When WWII day care centers opened, many women were reluctant to entrust their children to them. According to Chris M. Herbst, professor of public affairs at Arizona State University, who has written about these programs in the Journal of Labor Economics, many of these women ended up having positive experiences.
“A few child care programs in California have interviewed mothers of children in child care as they leave child care programs,” he says. “Even though they were initially skeptical of this government-run child care program and worried about the effects on their children’s development, exit interviews found very, very high levels of parental satisfaction with child care programs.
When the war ended in August 1945, the Federal Works Agency announced that it would stop funding child care as soon as possible. Parents responded by sending the agency 1,155 letters, 318 sons, 794 postcards and petitions with 3,647 signatures urging the government to keep them open. In response, the US government provided additional funding for child care until February 1946. After that, it was over.
Lobbying for national child care gained momentum in the 1960s and 1970s, a time when many of its advocates may have visited child care during World War II as children. In 1971, Congress passed the Comprehensive Child Development Act, which would have created nationally funded and locally administered child care centers.

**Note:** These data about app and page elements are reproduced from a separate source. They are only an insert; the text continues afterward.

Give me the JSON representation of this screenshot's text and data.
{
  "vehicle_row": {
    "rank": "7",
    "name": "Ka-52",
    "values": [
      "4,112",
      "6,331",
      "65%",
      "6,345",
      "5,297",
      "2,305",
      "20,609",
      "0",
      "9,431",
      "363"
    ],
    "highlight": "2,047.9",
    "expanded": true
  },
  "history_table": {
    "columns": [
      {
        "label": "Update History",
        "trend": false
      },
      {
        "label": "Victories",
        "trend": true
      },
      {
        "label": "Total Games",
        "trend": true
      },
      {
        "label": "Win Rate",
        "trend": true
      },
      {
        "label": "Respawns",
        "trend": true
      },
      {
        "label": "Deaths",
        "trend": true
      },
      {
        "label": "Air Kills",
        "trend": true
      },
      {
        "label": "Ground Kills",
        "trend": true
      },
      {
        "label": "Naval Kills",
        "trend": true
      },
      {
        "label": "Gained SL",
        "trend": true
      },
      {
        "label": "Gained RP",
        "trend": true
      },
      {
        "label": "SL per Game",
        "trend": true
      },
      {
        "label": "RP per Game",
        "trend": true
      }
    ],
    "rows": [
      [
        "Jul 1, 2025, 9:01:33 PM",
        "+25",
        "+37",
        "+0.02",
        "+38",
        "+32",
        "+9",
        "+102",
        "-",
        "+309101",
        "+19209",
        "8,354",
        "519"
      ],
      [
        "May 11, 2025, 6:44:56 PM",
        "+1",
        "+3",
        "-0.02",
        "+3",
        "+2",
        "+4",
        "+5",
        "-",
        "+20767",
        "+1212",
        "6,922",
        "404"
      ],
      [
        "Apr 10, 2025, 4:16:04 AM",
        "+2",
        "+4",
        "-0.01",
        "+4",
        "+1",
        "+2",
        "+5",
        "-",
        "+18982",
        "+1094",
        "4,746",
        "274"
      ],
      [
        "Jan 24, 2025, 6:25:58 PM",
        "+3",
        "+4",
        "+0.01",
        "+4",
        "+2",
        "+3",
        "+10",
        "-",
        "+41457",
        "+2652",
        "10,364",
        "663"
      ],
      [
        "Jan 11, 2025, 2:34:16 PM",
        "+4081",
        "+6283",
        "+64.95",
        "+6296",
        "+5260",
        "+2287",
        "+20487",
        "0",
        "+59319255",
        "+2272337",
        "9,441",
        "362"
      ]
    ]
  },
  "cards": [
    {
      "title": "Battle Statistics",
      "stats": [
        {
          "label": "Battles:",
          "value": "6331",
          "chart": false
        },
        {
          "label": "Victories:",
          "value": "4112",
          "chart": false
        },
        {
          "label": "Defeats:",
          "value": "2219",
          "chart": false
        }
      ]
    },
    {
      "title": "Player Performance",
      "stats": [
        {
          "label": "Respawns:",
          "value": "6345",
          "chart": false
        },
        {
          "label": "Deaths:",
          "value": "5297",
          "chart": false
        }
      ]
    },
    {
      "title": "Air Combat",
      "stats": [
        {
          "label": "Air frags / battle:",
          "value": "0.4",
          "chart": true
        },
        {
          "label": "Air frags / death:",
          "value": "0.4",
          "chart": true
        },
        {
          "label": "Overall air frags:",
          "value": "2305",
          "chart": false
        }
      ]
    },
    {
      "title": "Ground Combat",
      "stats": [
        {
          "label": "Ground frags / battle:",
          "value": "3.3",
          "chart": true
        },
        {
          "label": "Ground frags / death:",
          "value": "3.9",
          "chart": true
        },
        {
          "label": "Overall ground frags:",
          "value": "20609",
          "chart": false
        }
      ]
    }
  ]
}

It was during the Cold War, a time when anti-childcare activists pointed to the Soviet Union funding childcare as an argument as to why the United States shouldn’t. President Richard Nixon vetoed the bill, arguing that it “would engage the broad moral authority of the national government on the side of community-based approaches to child rearing against the family-centered approach.”
In this case, “family-centered” meant that the mother had to look after the children at home while the father worked outside of it – something the parents could afford or wanted to do. World War II remains the only time in US history that the country has come close to instituting universal child care.